• [Directions]:
The lines of the records that include "JSON" should all be copied.

Web page and app entries
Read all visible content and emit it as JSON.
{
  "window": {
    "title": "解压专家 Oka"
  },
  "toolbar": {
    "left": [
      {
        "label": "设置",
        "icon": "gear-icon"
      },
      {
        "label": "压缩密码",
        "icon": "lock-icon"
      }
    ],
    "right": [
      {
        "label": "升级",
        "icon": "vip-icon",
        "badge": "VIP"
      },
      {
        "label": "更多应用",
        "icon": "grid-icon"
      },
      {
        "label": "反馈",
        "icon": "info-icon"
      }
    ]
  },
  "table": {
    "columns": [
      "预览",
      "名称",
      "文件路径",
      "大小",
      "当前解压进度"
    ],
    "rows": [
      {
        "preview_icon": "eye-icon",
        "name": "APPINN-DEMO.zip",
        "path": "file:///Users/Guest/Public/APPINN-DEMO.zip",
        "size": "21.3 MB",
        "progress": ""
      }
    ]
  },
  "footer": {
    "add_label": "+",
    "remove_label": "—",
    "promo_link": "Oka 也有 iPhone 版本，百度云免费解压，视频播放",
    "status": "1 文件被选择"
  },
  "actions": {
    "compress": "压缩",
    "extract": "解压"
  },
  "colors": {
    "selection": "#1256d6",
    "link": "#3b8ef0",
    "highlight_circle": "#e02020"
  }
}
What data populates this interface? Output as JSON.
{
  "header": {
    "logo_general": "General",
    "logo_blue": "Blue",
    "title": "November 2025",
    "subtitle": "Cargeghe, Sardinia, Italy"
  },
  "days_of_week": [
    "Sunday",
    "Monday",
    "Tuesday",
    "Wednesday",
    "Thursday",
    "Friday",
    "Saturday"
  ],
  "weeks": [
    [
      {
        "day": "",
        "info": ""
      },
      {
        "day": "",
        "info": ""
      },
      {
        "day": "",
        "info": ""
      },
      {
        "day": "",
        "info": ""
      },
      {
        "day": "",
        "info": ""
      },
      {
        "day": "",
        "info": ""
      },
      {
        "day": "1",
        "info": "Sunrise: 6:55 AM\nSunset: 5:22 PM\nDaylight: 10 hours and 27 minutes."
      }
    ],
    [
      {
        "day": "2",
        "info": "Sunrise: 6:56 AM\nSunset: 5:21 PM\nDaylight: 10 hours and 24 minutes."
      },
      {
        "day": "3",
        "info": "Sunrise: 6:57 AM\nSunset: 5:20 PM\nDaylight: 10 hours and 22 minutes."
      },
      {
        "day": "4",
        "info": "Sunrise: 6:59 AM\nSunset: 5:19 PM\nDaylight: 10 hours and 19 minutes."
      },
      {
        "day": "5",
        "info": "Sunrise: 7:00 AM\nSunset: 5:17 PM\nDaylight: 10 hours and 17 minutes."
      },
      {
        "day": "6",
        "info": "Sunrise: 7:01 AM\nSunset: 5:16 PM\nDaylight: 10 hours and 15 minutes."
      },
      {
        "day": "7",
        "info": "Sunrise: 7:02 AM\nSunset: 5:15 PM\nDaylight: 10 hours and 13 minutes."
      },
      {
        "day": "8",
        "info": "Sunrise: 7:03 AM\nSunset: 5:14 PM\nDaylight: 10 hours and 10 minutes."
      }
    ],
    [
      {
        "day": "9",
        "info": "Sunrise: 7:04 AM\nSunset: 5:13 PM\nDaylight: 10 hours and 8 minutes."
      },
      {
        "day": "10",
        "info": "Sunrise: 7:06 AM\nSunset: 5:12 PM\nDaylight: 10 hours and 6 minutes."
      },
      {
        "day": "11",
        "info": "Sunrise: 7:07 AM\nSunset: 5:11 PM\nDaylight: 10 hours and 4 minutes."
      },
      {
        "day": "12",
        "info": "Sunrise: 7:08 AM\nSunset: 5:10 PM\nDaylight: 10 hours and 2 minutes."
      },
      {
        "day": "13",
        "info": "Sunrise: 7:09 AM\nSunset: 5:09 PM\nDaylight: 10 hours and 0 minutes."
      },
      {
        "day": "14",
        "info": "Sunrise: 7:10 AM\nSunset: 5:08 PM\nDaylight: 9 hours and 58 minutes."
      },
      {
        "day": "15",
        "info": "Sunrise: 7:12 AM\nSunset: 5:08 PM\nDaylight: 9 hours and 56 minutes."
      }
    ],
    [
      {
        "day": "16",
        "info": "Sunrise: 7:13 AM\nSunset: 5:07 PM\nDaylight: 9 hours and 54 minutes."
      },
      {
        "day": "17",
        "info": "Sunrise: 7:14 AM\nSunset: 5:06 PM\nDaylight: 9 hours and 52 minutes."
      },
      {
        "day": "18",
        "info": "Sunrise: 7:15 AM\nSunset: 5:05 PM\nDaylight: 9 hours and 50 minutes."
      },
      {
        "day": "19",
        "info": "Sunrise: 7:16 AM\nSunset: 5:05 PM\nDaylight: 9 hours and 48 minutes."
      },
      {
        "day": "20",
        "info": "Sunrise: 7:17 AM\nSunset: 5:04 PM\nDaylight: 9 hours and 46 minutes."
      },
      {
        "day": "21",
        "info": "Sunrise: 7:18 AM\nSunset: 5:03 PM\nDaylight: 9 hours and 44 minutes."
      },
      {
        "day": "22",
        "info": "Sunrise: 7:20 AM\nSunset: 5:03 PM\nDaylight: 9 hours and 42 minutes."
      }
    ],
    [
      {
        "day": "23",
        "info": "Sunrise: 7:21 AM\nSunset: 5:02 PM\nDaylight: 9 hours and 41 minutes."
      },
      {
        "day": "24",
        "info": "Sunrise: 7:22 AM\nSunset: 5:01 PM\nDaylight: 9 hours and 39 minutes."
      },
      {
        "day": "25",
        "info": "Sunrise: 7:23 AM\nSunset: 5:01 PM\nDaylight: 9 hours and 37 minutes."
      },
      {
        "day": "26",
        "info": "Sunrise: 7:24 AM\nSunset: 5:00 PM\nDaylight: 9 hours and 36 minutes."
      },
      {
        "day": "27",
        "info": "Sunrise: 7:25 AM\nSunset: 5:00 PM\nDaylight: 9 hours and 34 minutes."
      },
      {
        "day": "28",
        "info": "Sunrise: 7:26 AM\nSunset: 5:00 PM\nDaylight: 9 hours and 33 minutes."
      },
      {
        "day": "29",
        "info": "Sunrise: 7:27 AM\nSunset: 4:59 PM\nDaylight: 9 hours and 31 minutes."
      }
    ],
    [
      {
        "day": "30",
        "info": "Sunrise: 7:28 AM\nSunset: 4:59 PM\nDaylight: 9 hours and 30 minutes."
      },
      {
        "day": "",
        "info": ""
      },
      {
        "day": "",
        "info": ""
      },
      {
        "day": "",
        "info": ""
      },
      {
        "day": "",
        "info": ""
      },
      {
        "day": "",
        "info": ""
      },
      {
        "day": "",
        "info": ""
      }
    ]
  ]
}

• [Solution for this task]:
Read all visible content and emit it as JSON.
What data populates this interface? Output as JSON.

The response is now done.